Remember back in Week 1 when Stanford lost its season-opener to Northwestern? Stanford didn’t score a single touchdown that day and mustered just three points in the final 50+ minutes of action in a 16-6 stunner.
Since then? Stanford has won five straight games – all by double digits – and is now ranked No. 10 in the AP Poll.
“Thats the thing: It was actually a positive that came out of (that loss),” Shaw said on CBS Sports Radio’s The Doug Gottlieb Show. “After watching the film multiple, multiple times, we just didn’t play well. It wasn’t one player, it wasn’t scheme, it wasn’t anything other than the fact that all that we had done in training camp that was so positive didn’t show up in the game. I think there was some comfort in the coaching staff and even as we communicated with the players which was, we don’t need to change anything. We just need you guys to play the way you did in training camp, have the confidence in ourselves and believe in what we’re doing and who we’re doing it with and go back out there and execute and make plays. It was across the board. We didn’t have to tweak a lot. We moved some guys around a little bit, but then the next week we started playing well and our guys gained some confidence and we’ve been doing well ever since.”
Senior quarterback Kevin Hogan has been unflappable for the Cardinal, throwing for 12 touchdowns and just two interceptions in his last five games.
“He’s grown a lot, he’s matured a lot, he’s been through a lot – so I think he’s got great perspective on football and on life,” Shaw said. “Really since the last four games of the year last year, through now – outside of the Northwestern game – he’s been so good, he’s been so confident. He’s got a really high completion percentage, he’s making great decisions, he’s still mobile in and out of the pocket, he’s still a run threat. But I think the biggest thing you see with him is ‘Hey, I’ve been here before. I’ve seen this before.’ He has a calming effect on the other guys in our offense to where we always talk about it when the quarterback is calm and comfortable and confident, that bleeds out to the offense.”

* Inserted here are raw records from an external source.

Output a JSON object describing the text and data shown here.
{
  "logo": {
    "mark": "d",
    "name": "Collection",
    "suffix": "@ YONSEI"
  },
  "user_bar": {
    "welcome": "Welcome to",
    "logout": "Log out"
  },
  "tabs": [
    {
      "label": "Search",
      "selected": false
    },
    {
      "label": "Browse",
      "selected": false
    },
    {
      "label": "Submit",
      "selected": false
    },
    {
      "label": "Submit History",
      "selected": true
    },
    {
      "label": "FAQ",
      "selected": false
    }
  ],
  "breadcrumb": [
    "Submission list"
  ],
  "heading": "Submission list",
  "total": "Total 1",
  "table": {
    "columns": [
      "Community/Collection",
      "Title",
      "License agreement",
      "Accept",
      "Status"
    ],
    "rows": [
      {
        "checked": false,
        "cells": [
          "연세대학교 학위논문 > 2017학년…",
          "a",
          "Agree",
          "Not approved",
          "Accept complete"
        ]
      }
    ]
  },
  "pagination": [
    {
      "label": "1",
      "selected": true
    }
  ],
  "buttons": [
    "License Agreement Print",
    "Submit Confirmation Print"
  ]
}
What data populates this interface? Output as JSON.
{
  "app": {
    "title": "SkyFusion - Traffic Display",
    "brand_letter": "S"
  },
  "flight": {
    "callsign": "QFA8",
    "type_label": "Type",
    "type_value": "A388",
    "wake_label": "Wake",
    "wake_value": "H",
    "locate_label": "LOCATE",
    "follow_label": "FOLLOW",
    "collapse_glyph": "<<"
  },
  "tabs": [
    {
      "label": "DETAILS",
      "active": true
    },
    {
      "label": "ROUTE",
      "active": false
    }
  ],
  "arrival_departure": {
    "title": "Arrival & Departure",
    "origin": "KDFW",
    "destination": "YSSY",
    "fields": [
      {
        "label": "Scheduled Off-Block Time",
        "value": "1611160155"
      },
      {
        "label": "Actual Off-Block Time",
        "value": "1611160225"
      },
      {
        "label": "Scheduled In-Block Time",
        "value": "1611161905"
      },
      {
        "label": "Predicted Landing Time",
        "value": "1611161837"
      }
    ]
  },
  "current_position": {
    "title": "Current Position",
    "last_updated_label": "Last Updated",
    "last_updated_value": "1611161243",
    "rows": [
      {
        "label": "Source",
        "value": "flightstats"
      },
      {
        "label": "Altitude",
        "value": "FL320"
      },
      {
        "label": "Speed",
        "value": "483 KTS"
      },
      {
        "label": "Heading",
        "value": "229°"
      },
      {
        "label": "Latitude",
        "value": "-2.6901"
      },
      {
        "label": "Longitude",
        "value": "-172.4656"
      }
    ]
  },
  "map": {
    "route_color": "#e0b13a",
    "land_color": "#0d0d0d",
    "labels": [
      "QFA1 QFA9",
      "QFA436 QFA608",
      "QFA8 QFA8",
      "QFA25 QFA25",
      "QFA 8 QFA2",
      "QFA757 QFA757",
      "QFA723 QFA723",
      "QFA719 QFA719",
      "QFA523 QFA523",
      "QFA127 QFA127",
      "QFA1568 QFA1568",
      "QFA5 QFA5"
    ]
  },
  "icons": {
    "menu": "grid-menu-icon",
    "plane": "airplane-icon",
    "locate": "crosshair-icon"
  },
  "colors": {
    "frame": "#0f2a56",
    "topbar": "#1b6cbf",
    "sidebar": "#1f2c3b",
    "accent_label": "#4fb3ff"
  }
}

Including sophomore tailback Christian McCaffrey, who has 130 carries for 844 yards (6.5 yards per carry) and five touchdowns in a no-nonsense, non-spread, we’re-coming-right-at-you offense straight out of the 1960s.
“We’re playing a 9-on-7 drill. It’s an inside run drill,” Shaw said. “If you don’t get used to that a lot and somebody shows up on gameday and does that, this may be the one game out of your 12 that is like this. You have two real days of practice to get ready for it. There’s something to be said about that.”
There’s also something to be said about the Cardinal defense, which is second in the Pac-12 in yards allowed.
“Our defense caters to our offense, and our offense caters to our defense,” Shaw said. “Our style of play and keeping the ball away from the other team – those other teams don’t have throwaway possessions. When you’re playing two spread teams, everybody gets a whole bunch of possessions. When you screw up a couple possessions, it doesn’t matter. So I think we play a game to where every possession we have matters and every possession the other team has matters also.”
Stanford, which hosts No. 20 Cal and No. 11 Notre Dame in the final two weeks of the season, has a legitimate shot of winning out. At that point, Shaw believes Stanford’s resume will speak for itself – even if Northwestern, which has lost two straight, tanks.
“I’m not in the convincing business, I’m not in the media business, I’m not on the committee, I have no ins to the committee,” Shaw said. “I’m a football coach. So for me, al that stuff gets handled in other people’s rooms and on TV. For us, we got to play each game. We’ll earn whatever we get at the end of the season and we’ll take it and do the best job we can with whatever we get. What could happen is not as important as what we make happen in the immediate future, so for us, we got to play our next game and deal with whatever comes down the road.”